(The records)

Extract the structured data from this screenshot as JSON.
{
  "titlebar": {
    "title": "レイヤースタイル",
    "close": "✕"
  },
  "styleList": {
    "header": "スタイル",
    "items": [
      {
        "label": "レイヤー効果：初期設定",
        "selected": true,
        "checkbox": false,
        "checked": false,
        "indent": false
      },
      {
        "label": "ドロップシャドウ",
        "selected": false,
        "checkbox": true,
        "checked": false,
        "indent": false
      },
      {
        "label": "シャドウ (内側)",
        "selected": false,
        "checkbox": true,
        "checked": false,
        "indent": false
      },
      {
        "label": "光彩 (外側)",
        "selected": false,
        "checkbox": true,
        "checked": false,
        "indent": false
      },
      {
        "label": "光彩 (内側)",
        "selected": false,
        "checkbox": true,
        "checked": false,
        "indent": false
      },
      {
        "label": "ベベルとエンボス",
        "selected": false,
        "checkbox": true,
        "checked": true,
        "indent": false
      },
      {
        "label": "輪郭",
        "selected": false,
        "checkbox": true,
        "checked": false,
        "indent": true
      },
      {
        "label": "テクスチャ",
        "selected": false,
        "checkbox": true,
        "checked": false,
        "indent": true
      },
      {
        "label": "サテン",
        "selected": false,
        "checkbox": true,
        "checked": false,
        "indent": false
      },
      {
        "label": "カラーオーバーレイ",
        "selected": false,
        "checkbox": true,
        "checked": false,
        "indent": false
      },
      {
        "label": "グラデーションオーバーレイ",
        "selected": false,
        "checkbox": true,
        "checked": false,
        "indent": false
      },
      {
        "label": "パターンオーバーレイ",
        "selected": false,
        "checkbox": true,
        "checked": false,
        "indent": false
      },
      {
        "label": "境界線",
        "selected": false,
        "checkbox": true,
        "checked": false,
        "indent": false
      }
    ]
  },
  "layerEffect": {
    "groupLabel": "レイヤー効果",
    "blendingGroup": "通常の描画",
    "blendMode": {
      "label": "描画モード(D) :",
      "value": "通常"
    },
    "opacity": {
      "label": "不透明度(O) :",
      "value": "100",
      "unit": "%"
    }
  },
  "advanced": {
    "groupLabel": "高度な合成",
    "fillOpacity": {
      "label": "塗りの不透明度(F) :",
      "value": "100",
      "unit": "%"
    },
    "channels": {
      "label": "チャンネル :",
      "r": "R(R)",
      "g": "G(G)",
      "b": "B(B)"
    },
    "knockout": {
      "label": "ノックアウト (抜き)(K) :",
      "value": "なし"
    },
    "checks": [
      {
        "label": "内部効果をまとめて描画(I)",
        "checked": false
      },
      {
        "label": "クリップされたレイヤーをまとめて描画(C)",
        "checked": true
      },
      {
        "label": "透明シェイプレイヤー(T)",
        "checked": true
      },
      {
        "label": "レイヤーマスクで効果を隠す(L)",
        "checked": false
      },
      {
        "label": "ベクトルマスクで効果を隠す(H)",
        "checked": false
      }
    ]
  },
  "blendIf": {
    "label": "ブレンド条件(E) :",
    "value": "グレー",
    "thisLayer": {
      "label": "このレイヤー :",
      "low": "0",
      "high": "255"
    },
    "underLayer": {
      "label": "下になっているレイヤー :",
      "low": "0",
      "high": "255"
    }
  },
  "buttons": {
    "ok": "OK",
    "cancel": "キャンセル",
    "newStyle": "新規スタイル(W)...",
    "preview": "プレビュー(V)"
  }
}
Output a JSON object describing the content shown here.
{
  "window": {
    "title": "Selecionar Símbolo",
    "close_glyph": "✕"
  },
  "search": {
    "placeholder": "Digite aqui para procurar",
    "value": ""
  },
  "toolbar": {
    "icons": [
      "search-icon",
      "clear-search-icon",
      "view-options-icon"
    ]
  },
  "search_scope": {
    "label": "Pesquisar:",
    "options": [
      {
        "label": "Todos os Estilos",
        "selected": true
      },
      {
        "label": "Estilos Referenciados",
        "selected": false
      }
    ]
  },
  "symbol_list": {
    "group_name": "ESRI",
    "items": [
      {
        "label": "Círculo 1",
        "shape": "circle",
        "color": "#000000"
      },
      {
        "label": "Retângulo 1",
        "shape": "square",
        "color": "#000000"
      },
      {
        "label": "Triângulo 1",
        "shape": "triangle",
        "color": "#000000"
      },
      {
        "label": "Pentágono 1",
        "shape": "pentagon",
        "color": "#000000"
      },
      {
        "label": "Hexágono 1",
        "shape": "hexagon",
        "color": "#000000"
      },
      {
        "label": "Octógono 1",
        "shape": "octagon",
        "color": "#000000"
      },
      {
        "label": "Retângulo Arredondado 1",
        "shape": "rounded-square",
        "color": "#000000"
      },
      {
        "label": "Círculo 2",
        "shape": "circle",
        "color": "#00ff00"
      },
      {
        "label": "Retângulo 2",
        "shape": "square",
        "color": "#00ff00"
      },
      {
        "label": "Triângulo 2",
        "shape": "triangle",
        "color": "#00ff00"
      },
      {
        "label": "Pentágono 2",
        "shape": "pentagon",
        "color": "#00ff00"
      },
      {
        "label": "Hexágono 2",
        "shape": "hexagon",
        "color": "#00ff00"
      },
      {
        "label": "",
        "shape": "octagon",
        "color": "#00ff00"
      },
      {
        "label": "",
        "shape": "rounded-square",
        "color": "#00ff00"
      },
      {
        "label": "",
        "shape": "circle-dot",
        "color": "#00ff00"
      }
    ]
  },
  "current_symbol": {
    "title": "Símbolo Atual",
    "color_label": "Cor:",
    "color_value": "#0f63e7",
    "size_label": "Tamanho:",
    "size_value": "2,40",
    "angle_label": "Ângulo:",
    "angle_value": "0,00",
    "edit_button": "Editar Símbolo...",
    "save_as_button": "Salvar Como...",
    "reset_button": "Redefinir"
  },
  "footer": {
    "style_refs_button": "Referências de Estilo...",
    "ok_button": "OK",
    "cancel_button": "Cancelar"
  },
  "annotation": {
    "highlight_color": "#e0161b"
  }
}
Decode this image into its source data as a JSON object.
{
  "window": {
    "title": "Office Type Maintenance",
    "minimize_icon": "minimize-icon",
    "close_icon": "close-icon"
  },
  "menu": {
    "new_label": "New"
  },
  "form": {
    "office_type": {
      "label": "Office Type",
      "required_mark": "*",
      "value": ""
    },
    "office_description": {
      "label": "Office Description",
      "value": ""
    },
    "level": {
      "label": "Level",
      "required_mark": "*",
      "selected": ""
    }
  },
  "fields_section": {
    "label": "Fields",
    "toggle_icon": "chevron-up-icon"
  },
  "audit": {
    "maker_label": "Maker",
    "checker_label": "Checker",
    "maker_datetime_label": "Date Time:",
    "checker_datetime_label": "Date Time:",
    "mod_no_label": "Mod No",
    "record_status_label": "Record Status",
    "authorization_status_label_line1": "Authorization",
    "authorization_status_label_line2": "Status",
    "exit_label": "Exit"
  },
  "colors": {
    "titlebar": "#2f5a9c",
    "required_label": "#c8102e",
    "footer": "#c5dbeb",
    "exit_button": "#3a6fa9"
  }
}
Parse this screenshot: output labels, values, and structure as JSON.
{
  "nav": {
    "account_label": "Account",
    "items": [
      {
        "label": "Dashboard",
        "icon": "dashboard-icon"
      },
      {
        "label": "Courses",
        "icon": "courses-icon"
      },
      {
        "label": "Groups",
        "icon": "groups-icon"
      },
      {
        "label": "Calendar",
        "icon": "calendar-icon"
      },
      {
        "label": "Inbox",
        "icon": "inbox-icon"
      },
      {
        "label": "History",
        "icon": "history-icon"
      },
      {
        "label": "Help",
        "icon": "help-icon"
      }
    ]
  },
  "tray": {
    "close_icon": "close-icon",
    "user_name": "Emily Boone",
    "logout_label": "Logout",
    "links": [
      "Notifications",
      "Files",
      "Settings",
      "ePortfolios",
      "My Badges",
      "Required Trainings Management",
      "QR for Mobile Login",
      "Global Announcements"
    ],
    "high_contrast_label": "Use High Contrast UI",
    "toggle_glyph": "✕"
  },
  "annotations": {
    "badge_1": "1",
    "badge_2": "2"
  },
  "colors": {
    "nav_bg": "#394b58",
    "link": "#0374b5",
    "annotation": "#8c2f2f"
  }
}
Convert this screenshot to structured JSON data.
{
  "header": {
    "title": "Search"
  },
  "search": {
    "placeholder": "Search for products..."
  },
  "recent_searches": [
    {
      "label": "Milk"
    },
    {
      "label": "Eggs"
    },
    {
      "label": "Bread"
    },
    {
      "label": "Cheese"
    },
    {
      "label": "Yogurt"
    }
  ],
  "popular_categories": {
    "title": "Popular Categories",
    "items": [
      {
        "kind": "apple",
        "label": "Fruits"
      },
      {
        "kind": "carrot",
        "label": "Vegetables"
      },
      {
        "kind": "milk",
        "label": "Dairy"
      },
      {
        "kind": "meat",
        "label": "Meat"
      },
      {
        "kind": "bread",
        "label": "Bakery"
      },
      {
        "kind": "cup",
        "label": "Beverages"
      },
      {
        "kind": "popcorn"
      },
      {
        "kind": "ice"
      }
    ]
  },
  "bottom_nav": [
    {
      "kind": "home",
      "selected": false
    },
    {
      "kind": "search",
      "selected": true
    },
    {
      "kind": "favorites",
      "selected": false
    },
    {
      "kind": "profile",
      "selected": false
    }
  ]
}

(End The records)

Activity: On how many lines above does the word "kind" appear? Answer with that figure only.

Exercise answer: 12